**WHAT NEEDS TO BE DONE:** Your output should be the complete listing, word for word, with no pictures in it.

**DATA FOR PROCESSING:**
____
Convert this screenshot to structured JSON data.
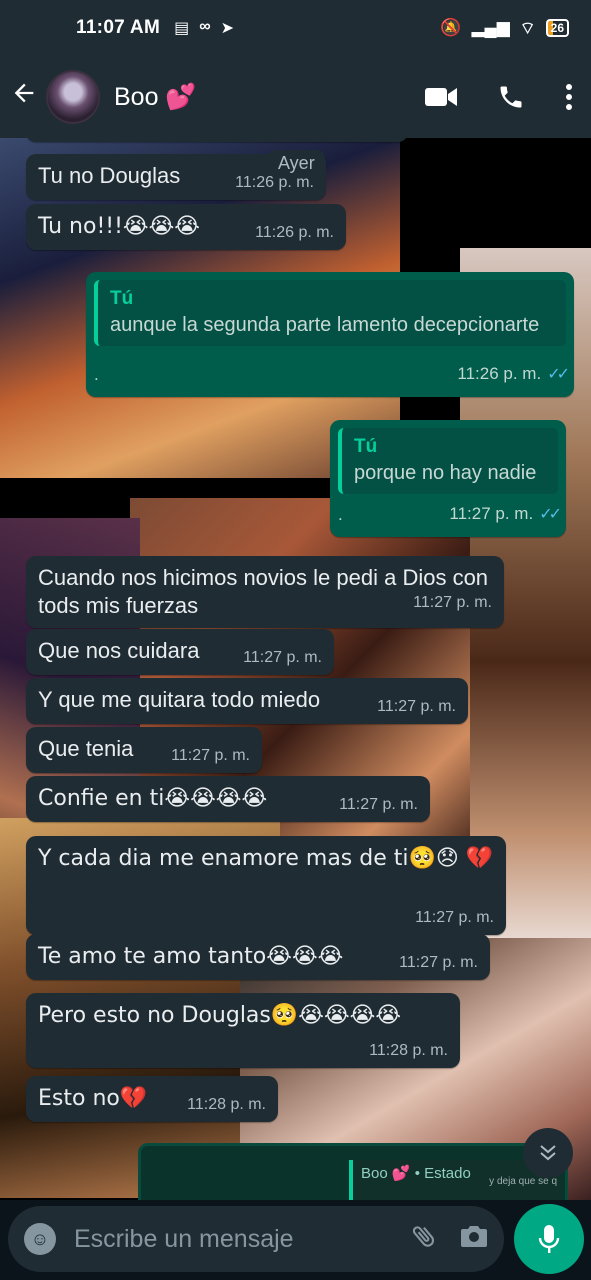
{
  "status_bar": {
    "time": "11:07 AM",
    "battery": "26"
  },
  "header": {
    "contact_name": "Boo 💕"
  },
  "date_chip": "Ayer",
  "messages": [
    {
      "dir": "in",
      "text": "Tu no Douglas",
      "time": "11:26 p. m."
    },
    {
      "dir": "in",
      "text": "Tu no!!!😭😭😭",
      "time": "11:26 p. m."
    },
    {
      "dir": "out",
      "quote_author": "Tú",
      "quote_text": "aunque la segunda parte lamento decepcionarte",
      "text": ".",
      "time": "11:26 p. m."
    },
    {
      "dir": "out",
      "quote_author": "Tú",
      "quote_text": "porque no hay nadie",
      "text": ".",
      "time": "11:27 p. m."
    },
    {
      "dir": "in",
      "text": "Cuando nos hicimos novios le pedi a Dios con tods mis fuerzas",
      "time": "11:27 p. m."
    },
    {
      "dir": "in",
      "text": "Que nos cuidara",
      "time": "11:27 p. m."
    },
    {
      "dir": "in",
      "text": "Y que me quitara todo miedo",
      "time": "11:27 p. m."
    },
    {
      "dir": "in",
      "text": "Que tenia",
      "time": "11:27 p. m."
    },
    {
      "dir": "in",
      "text": "Confie en ti😭😭😭😭",
      "time": "11:27 p. m."
    },
    {
      "dir": "in",
      "text": "Y cada dia me enamore mas de ti🥺😞 💔",
      "time": "11:27 p. m."
    },
    {
      "dir": "in",
      "text": "Te amo te amo tanto😭😭😭",
      "time": "11:27 p. m."
    },
    {
      "dir": "in",
      "text": "Pero esto no Douglas🥺😭😭😭😭",
      "time": "11:28 p. m."
    },
    {
      "dir": "in",
      "text": "Esto no💔",
      "time": "11:28 p. m."
    }
  ],
  "status_preview": {
    "title": "Boo 💕 • Estado",
    "sub": "y deja que se q"
  },
  "input": {
    "placeholder": "Escribe un mensaje"
  }
}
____
**EXERCISE RESPONSE:**
Convert this screenshot to structured JSON data.
{
  "status_bar": {
    "time": "11:07 AM",
    "battery": "26"
  },
  "header": {
    "contact_name": "Boo 💕"
  },
  "date_chip": "Ayer",
  "messages": [
    {
      "dir": "in",
      "text": "Tu no Douglas",
      "time": "11:26 p. m."
    },
    {
      "dir": "in",
      "text": "Tu no!!!😭😭😭",
      "time": "11:26 p. m."
    },
    {
      "dir": "out",
      "quote_author": "Tú",
      "quote_text": "aunque la segunda parte lamento decepcionarte",
      "text": ".",
      "time": "11:26 p. m."
    },
    {
      "dir": "out",
      "quote_author": "Tú",
      "quote_text": "porque no hay nadie",
      "text": ".",
      "time": "11:27 p. m."
    },
    {
      "dir": "in",
      "text": "Cuando nos hicimos novios le pedi a Dios con tods mis fuerzas",
      "time": "11:27 p. m."
    },
    {
      "dir": "in",
      "text": "Que nos cuidara",
      "time": "11:27 p. m."
    },
    {
      "dir": "in",
      "text": "Y que me quitara todo miedo",
      "time": "11:27 p. m."
    },
    {
      "dir": "in",
      "text": "Que tenia",
      "time": "11:27 p. m."
    },
    {
      "dir": "in",
      "text": "Confie en ti😭😭😭😭",
      "time": "11:27 p. m."
    },
    {
      "dir": "in",
      "text": "Y cada dia me enamore mas de ti🥺😞 💔",
      "time": "11:27 p. m."
    },
    {
      "dir": "in",
      "text": "Te amo te amo tanto😭😭😭",
      "time": "11:27 p. m."
    },
    {
      "dir": "in",
      "text": "Pero esto no Douglas🥺😭😭😭😭",
      "time": "11:28 p. m."
    },
    {
      "dir": "in",
      "text": "Esto no💔",
      "time": "11:28 p. m."
    }
  ],
  "status_preview": {
    "title": "Boo 💕 • Estado",
    "sub": "y deja que se q"
  },
  "input": {
    "placeholder": "Escribe un mensaje"
  }
}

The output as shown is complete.